Population: 123,714 people; population density 56,763 people per square mile (city-wide: 26,798 people per square mile; borough-wide: 34,917 people per square mile)
Adjacent Neighborhoods: Greenpoint, Bushwick, Bedford-Stuyvesant, Clinton Hill, Navy Yard, Ridgewood (Queens)
Public Transit: L (Bedford Ave./Lorimer St./Graham Ave./Grand St./Montrose Ave./Morgan Ave.), J/M (Marcy Ave./Hewes St./Lorimer St./Flushing Ave.), Z (Marcy Ave.), G (Flushing Ave./Broadway/Metropolitan-Lorimer), East River Ferry to Wall St. or Midtown Manhattan.
What’s Here?: Williamsburg is a rapidly-growing neighborhood known for a large population of young artists, indie rockers, hipsters, and a diverse number of historically ethnic communities. With a thriving music scene, boutique shops, art galleries, and a recent explosion of trendy restaurants and bars, you can take advantage of some of the best the city has to offer without even crossing the river to Manhattan.
The Knitting Factory (relocated from Manhattan) offers concerts every night of the week. Check out free tours and samples of craft beer at the Brooklyn Brewery. The City Reliquary Museum features quirky exhibits on the history of burlesque in New York City as well as an old subway turnstile and vintage postcards. Top restaurants include Gwynnett St., St. Anselm, world-famous Peter Luger steak house, and quirky sandwich shop Saltie.
Flat or Tall?: Historically, Williamsburg featured row homes and mostly single-family housing.
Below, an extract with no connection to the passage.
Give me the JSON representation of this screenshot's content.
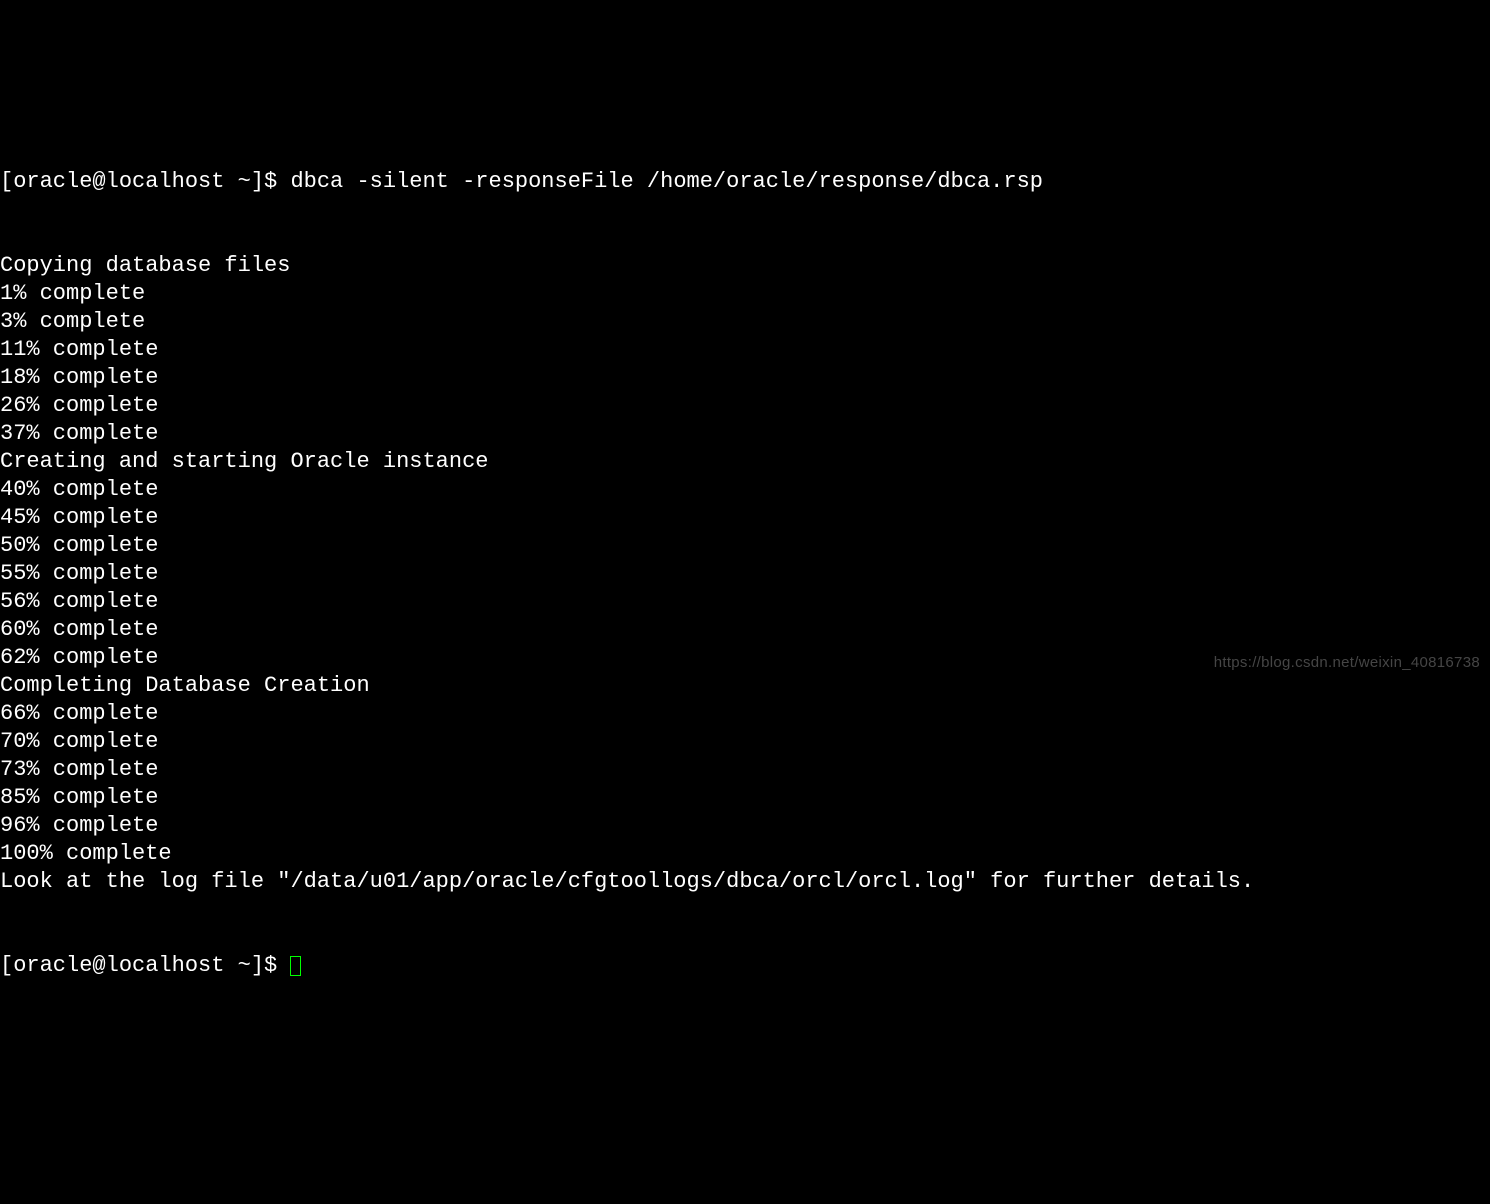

However, since rezoning in 2005, the neighborhood has begun to expand into the sky, with a growing number of high-rises along the waterfront with more to come.
History: Williamsburg has had a long history as a home for Manhattanites seeking a less-expensive refuge across the river. Post-WWII, it became home to a large number of Hassidic Jews as well as Hispanic immigrants from Puerto Rico and the Dominican Republic. As industry declined in the 1970s, the neighborhood grew poorer and crime increased. However, over the past generation, young people led by artists and musicians have restored the community and turned it into a safe, upscale destination neighborhood.
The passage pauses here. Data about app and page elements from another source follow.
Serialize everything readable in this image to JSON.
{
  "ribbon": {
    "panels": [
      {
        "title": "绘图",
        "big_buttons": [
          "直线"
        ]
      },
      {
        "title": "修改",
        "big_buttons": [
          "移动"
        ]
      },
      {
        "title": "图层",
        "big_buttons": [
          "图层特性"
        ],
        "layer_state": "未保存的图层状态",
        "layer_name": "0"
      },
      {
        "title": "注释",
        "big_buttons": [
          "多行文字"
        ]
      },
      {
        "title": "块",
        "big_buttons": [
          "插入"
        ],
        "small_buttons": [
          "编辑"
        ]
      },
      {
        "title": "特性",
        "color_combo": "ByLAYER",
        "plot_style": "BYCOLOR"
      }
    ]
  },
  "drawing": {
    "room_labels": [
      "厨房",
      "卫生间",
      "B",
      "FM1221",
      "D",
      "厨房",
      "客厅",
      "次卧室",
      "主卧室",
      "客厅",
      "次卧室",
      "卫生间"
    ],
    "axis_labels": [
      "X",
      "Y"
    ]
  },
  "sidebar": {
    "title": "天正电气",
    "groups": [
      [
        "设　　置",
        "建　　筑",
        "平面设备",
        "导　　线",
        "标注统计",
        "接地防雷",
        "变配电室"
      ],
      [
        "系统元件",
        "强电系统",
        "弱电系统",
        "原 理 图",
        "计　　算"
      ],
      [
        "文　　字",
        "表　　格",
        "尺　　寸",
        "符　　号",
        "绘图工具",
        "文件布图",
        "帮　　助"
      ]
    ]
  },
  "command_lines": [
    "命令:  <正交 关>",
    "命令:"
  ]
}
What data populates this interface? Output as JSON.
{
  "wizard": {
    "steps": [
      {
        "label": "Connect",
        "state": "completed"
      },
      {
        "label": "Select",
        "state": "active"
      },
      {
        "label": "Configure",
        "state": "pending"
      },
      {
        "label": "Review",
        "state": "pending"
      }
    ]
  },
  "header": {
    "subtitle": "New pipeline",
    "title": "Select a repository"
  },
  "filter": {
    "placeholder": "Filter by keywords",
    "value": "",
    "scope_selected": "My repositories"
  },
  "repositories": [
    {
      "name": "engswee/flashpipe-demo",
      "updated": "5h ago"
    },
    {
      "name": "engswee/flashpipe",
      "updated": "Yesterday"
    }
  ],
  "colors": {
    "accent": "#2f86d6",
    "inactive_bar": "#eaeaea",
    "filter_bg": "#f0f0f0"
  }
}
Activities: On Saturdays, you can explore Smorgasburg, a popular waterfront food festival featuring dozens of local packaged and prepared food and beverages from all around the city. McCarren Park screens movies during the summer, and East River State Park offers terrific views of Manhattan.
Check it out: The Brooklyn Film Festival brings indie releases to Williamsburg every spring, and WILLiFEST provides movies, music and more to the neighborhood each September. The Brooklyn Flea brings over 100 vendors of handmade and vintage goods to the area each weekend from spring through fall.